**DATA SUPPLIED**
──────

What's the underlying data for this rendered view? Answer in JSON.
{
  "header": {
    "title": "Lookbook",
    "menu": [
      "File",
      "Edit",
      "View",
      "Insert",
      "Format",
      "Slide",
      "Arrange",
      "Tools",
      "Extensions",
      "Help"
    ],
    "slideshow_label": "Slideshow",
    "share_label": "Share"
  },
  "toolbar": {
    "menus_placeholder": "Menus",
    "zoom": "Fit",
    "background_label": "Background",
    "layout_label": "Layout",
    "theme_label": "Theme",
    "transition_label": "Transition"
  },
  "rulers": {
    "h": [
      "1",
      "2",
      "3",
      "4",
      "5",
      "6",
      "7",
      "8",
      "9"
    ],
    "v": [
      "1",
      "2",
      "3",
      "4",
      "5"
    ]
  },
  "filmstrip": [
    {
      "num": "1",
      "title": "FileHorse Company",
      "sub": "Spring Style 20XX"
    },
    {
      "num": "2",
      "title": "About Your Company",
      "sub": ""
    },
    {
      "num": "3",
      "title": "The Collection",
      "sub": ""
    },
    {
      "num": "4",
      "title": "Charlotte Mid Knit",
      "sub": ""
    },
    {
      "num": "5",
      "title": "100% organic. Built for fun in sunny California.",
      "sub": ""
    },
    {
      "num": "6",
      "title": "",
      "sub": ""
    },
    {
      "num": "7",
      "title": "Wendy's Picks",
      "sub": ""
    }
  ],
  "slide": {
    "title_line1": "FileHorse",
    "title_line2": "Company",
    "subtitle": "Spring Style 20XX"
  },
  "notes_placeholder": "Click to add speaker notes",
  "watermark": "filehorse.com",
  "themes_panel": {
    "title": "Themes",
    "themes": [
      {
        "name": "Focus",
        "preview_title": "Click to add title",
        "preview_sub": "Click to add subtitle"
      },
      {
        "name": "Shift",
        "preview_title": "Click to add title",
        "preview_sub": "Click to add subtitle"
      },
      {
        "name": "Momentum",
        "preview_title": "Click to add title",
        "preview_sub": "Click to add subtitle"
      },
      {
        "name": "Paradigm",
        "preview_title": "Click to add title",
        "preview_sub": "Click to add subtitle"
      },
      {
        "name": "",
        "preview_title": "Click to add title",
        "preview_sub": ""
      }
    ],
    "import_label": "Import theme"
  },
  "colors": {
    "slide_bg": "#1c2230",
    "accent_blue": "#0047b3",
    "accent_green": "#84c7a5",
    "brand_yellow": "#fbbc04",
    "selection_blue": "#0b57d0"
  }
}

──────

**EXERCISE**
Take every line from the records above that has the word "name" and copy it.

**RESULT OF THE TASK**
        "name": "Focus",
        "name": "Shift",
        "name": "Momentum",
        "name": "Paradigm",
        "name": "",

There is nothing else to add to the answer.